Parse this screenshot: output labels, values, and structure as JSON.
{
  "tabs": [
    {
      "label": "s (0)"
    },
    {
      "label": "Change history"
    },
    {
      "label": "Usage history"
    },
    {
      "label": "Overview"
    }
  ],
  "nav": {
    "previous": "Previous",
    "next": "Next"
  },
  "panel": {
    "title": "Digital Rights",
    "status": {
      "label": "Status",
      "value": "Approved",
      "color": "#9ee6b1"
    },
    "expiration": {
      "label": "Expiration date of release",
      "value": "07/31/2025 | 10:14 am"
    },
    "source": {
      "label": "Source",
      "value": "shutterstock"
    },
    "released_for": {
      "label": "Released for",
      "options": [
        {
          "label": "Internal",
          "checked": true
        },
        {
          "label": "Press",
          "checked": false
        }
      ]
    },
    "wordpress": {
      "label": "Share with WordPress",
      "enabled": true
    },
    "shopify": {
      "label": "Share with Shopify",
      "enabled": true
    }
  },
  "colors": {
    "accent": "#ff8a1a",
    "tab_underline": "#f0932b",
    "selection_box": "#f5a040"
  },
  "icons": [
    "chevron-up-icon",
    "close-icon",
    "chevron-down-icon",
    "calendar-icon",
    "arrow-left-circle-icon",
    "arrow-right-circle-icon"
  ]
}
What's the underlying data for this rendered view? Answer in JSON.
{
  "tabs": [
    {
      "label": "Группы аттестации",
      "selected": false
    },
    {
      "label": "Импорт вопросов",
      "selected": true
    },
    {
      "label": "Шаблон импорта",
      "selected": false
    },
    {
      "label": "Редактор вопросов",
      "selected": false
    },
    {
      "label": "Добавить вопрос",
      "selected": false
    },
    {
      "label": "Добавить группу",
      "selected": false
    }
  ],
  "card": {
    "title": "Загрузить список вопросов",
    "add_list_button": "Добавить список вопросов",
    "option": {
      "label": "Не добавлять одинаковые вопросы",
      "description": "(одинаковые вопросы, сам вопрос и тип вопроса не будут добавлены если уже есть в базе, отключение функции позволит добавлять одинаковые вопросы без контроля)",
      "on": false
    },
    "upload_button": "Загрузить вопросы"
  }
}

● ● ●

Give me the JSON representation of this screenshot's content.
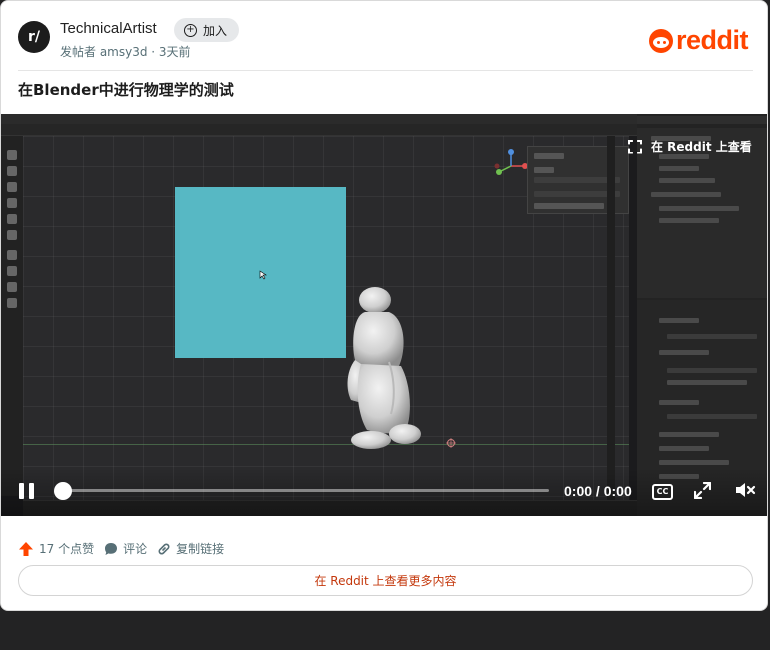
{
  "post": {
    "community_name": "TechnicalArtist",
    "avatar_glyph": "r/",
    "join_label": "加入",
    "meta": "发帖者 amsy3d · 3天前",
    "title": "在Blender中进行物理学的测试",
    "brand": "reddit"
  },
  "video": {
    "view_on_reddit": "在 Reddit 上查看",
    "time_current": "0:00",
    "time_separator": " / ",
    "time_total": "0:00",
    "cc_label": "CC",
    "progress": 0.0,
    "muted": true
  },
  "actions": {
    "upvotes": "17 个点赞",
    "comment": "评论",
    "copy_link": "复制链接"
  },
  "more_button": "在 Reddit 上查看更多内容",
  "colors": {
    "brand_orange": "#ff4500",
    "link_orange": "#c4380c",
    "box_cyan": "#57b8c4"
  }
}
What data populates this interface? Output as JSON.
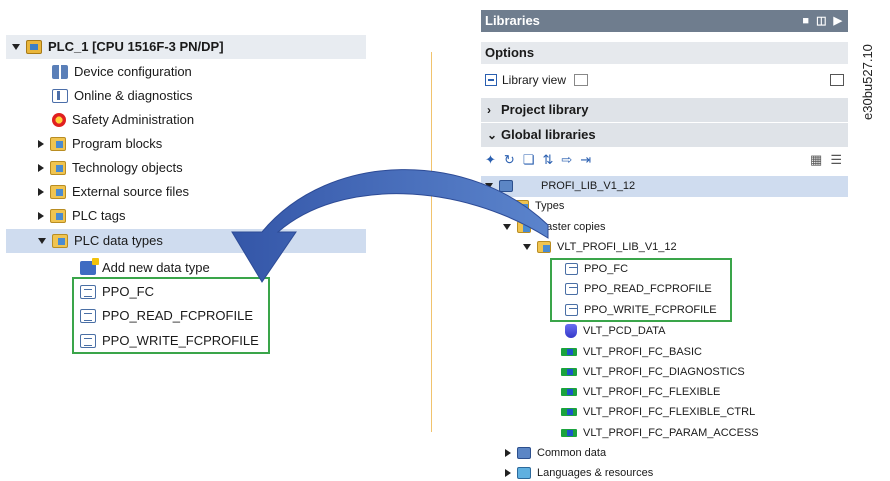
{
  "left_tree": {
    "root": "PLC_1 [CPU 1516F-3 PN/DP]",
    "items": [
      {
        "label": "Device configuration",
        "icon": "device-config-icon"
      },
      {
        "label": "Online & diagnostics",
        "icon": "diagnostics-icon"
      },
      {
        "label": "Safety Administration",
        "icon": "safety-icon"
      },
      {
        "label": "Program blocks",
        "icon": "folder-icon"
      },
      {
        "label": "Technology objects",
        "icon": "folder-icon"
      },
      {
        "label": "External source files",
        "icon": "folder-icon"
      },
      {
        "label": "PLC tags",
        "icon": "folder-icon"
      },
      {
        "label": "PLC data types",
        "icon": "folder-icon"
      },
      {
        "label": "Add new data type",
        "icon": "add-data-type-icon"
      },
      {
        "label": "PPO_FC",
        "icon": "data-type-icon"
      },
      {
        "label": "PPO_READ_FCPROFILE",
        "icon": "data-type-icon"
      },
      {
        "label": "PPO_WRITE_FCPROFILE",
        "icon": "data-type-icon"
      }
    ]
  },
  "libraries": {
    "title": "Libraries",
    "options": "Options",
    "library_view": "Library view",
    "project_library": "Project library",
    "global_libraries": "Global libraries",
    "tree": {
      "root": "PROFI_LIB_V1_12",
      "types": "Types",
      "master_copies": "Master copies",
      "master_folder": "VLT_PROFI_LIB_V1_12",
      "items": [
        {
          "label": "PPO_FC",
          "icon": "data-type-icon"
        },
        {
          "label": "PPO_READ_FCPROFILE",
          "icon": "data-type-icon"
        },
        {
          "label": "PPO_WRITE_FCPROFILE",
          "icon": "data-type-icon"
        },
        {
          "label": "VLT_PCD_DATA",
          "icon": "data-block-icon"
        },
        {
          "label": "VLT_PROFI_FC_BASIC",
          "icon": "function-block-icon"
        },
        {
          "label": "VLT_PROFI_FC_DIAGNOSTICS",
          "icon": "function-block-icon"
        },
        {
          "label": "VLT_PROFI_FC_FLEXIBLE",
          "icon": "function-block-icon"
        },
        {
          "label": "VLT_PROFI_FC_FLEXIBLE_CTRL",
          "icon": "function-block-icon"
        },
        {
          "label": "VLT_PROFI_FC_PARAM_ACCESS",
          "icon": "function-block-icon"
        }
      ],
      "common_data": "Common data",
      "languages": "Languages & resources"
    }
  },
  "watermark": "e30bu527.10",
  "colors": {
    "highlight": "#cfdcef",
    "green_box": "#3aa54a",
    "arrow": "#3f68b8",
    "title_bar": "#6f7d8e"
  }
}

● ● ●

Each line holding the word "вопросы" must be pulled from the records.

▸ **Completed exercise**:
      "label": "Не добавлять одинаковые вопросы",
      "description": "(одинаковые вопросы, сам вопрос и тип вопроса не будут добавлены если уже есть в базе, отключение функции позволит добавлять одинаковые вопросы без контроля)",
    "upload_button": "Загрузить вопросы"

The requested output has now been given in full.